When the Bush administration invaded Iraq, it not only put us in the middle of a centuries-old religious war, it put us into a convoluted religious war within a religious war. It not only was a war between nations, it was a war between groups within those nations.
Our defeat of Iraq made its religious opponent, Iran, a more powerful nation in the Middle East. We also unintentionally became identified with Iraq’s Shiites and Christians, and against the Sunnis. More importantly, however, the removal of Saddam Hussein reignited an internal war within Iraq between two kinds of Muslims: radical Muslims who believe in Holy War to defend their true religion, and peaceful Muslims who believe the Quran teaches them to give shelter and support to the stranger in need, regardless of religious or other differences.
This internal Muslim war then spread rapidly throughout the world, even into secular nations like France, Belgium, England and the U.S. Radical Muslim fundamentalists believe that it is the time of Yawm al-Qīyāmah, which is the equivalent of the Christian End Times, also known as Armageddon, Apocalypse and Judgement Day. They believe that it’s a time for the final war between true believers and non-believers, who include the peaceful majority of Muslims.
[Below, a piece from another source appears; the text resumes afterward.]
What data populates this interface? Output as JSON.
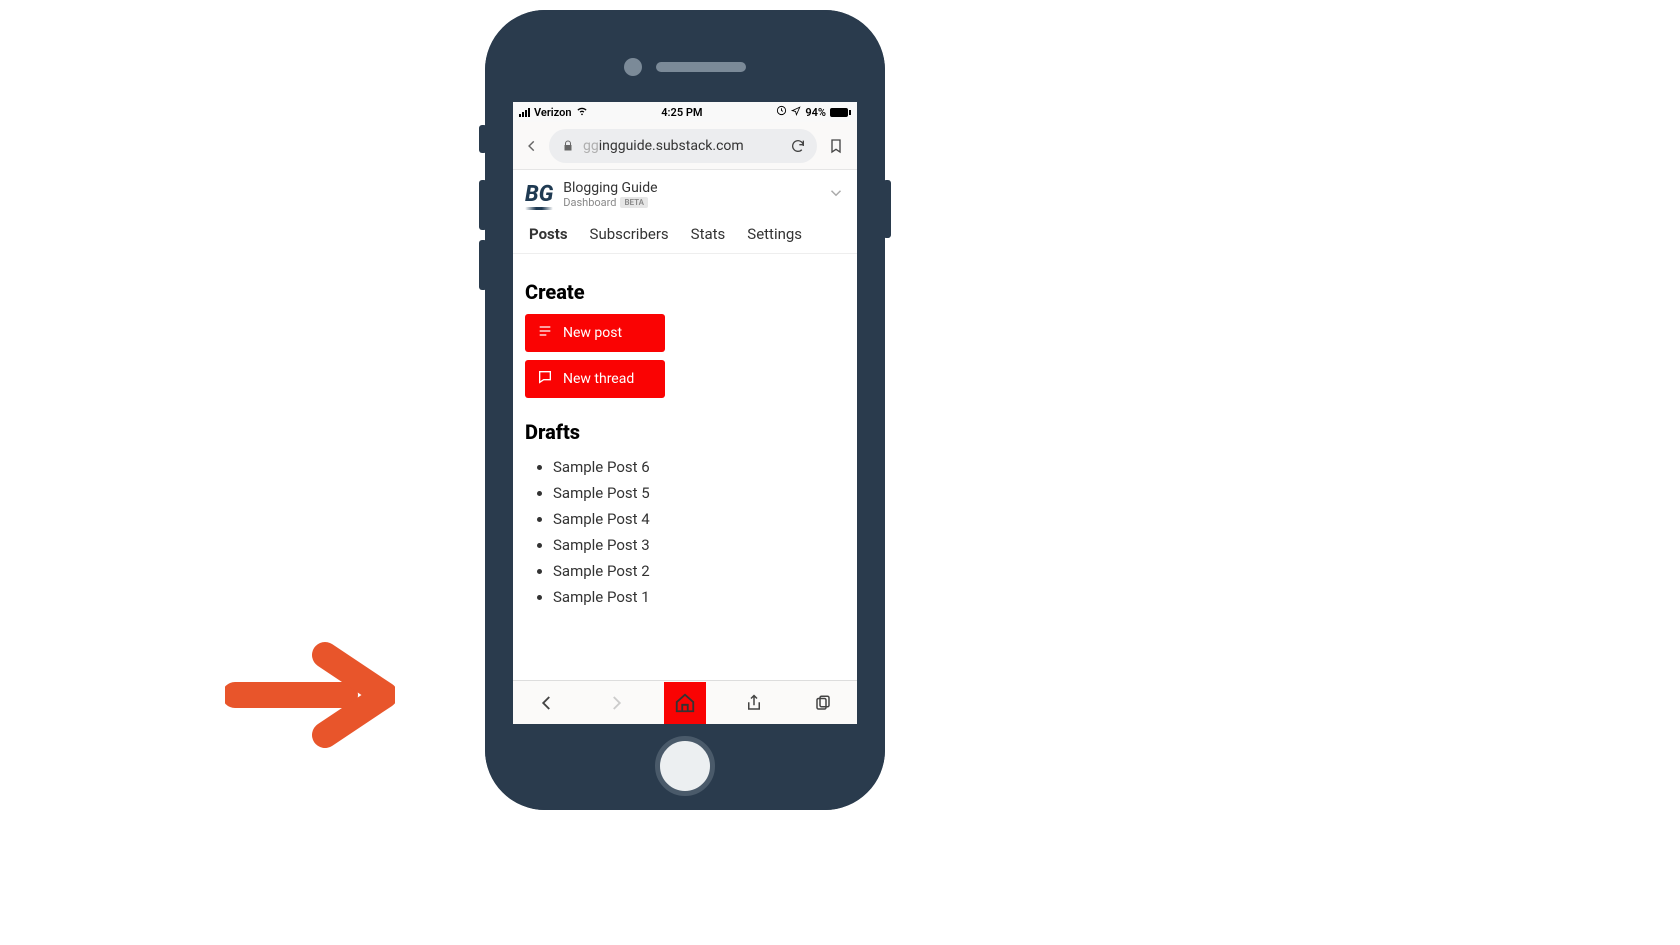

This second kind of religious war between Muslims within nations and groups is the war that is most dangerous to the U.S. because it is worldwide. Although ISIS is certainly a threat to the U.S., there’s no way its army is going to attack us. The real threat to our nation’s security is that a few jihadists or garden variety sociopaths will get assault rifles or some form of bomb or chemical weapon to terrorize a part of our country.
The likely source of terrorism will come from anywhere religious fanatics believe they’ll go to heaven if they kill Christians who are waging war against their religion. An attack on the U.S. will likely come from within the U.S. via ISIS, al-Qaeda, HAMMAS, Hizballah, Abu Nidal, Boko Haram, or any of the growing list of groups the U.S. has designated as terrorist. There is no way we can go outside this country and kill them all.
President Obama’s critics say he should have been able to figure out how to extricate us from the religious wars the Bush administration put us in the middle of, and are now springing up everywhere. But what’s Obama to do? Since most of his critics believe our best defense against terrorism is to kill other people before they can kill us, they say he has to make sure we kill the right fundamentalists in very large numbers. In the process, he also has to make sure he doesn’t get the U.S. itself blamed for waging a religious war. If that should ever happen, he’d create a terrorist threat without end.
Republican candidates for president want to put thousands of American “boots on the ground” in Afghanistan and Iraq — again — and now into Syria and possibly elsewhere. Somehow they believe that, for the first time, we’ll be able to pick the right fanatics in religious wars to arm and support with American lives.
On the other hand, there’s another way to interpret what Obama should be doing—and may be doing very well. Instead of sending tens of thousands of troops to play a reactive game of terrorist whack-a-mole, he’s proactively analyzing all the threats to our nation and, given the limits of our resources and power, prioritizing the most effective ways to deal with them. This would include joining an international effort to destroy ISIS in Iraq and Syria, but without thousands of American combat troops who would unfortunately kill many innocents who might look like jihadists.
Above all, we’ve got to do everything we can to develop the intelligence ability to discover terrorist plans to conduct specific attacks on our nation—from wherever they originate—and enlist the support of peace loving persons worldwide to aid us. An important part of that effort is to demonstrate to the world, including our own citizens, that we are a secular democracy in which everyone can have at least a minimal civilized standard of living, regardless of religious belief, skin color, ethnic origin, sexual orientation, or level of education and economic success.
At one time we were widely respected in the world and well on our way to achieving that goal—before we resorted to financial and military force to convert other nations to our way of living.
Chuck Kelly is author of The Destructive Achiever; power and ethics in the American corporation, and Farewell Fantasyland; time for political and economic reality. He can be reached at email@example.com